Segment Start: Data shown
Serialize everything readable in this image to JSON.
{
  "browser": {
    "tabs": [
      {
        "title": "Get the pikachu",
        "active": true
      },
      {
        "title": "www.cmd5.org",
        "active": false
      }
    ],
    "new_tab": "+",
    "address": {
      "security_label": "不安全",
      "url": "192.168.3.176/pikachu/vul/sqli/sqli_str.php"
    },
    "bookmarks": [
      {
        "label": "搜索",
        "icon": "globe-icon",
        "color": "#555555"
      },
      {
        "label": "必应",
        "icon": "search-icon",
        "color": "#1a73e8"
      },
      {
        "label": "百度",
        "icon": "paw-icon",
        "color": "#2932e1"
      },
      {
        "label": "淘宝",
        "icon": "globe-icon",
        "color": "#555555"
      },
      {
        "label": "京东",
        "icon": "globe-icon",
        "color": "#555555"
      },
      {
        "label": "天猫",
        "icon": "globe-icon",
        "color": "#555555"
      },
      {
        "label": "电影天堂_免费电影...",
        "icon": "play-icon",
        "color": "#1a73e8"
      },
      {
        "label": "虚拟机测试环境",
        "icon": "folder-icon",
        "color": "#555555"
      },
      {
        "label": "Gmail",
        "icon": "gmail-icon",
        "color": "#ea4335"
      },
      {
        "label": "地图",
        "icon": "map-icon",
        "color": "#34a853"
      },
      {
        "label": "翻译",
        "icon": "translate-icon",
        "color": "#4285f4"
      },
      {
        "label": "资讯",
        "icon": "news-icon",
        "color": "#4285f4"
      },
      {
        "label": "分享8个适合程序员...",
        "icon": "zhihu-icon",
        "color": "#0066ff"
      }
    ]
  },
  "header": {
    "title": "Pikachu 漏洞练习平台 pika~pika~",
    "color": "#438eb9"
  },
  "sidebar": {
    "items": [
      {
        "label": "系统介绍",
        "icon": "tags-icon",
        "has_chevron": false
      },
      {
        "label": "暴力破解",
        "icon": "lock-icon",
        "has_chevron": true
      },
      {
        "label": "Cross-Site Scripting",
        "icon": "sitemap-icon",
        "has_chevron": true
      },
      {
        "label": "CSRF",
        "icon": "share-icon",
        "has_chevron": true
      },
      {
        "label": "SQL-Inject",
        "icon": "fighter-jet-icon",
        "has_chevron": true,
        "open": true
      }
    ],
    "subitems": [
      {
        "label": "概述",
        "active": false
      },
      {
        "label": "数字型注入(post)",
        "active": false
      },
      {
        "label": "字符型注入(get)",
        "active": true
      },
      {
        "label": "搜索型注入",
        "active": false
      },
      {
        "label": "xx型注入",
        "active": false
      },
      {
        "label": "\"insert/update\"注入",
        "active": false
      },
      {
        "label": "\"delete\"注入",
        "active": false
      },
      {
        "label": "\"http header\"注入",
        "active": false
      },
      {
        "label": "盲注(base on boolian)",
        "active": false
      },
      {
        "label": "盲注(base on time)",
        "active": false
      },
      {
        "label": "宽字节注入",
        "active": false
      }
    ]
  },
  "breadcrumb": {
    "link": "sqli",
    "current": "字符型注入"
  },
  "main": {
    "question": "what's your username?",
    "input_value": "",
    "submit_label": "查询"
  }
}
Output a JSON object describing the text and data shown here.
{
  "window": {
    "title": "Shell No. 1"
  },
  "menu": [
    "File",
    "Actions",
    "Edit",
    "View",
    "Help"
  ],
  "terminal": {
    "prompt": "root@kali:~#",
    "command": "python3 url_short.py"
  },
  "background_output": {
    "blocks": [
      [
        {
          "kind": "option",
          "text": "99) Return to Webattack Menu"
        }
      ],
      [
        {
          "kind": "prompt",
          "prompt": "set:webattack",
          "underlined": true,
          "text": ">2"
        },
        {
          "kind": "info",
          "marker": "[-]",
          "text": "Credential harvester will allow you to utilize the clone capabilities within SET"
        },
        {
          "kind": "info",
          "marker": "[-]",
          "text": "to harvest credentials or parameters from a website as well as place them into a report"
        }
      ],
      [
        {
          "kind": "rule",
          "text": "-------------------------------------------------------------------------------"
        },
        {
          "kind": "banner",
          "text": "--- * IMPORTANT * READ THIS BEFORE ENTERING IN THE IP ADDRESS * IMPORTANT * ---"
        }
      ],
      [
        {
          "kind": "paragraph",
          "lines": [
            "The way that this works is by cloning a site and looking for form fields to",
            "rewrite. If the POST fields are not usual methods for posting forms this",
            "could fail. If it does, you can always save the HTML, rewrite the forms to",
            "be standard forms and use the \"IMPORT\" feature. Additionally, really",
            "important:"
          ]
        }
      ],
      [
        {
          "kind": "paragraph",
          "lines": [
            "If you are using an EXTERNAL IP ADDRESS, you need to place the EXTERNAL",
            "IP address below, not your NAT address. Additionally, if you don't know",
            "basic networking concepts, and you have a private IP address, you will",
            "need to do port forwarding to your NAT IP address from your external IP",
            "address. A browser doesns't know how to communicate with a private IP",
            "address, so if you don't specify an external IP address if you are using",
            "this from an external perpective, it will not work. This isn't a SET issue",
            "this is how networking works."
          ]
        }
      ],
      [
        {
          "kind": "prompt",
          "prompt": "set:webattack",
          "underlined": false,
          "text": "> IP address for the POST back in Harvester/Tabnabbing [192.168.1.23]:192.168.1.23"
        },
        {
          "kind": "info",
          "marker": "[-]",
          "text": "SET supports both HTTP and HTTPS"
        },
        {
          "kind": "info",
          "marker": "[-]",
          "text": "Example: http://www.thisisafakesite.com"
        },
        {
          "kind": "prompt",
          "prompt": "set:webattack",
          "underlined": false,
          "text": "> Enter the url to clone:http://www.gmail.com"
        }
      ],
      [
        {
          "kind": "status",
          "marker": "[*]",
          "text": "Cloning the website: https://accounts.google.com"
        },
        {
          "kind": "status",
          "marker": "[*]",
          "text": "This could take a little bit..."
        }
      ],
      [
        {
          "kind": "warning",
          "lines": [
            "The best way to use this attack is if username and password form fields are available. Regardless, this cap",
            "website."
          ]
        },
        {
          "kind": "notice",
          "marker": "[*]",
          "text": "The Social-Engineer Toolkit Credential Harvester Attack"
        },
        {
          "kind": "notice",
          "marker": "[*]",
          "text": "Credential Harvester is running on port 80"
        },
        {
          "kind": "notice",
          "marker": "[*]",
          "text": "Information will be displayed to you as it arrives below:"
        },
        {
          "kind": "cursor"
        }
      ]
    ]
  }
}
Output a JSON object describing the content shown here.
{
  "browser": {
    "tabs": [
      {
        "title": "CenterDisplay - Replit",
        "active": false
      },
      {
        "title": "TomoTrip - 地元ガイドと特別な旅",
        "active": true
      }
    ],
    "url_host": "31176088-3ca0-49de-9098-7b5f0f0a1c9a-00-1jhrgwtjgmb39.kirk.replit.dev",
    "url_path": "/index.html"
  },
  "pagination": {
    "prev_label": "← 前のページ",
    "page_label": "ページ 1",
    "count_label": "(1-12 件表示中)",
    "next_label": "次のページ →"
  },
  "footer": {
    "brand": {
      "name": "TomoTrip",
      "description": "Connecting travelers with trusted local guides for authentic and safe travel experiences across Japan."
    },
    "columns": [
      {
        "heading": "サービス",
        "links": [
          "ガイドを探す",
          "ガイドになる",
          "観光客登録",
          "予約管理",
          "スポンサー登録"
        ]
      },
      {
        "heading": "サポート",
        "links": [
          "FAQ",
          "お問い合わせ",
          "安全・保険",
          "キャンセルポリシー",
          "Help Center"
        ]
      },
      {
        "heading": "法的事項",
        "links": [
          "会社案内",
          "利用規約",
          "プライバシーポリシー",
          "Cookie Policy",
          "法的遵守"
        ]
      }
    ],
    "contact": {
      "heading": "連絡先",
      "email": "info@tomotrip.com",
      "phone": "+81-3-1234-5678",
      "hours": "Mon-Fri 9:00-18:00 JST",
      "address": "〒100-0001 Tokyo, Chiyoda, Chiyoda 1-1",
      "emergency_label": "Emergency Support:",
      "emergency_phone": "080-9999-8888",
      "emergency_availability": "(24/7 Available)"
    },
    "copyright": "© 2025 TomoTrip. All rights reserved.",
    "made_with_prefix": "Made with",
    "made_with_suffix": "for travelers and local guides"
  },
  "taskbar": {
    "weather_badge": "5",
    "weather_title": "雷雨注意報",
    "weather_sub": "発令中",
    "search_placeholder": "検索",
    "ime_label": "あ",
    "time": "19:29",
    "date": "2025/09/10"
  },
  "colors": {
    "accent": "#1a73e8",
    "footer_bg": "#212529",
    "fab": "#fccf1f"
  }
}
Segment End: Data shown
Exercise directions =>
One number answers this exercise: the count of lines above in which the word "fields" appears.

Output for this exercise =>
3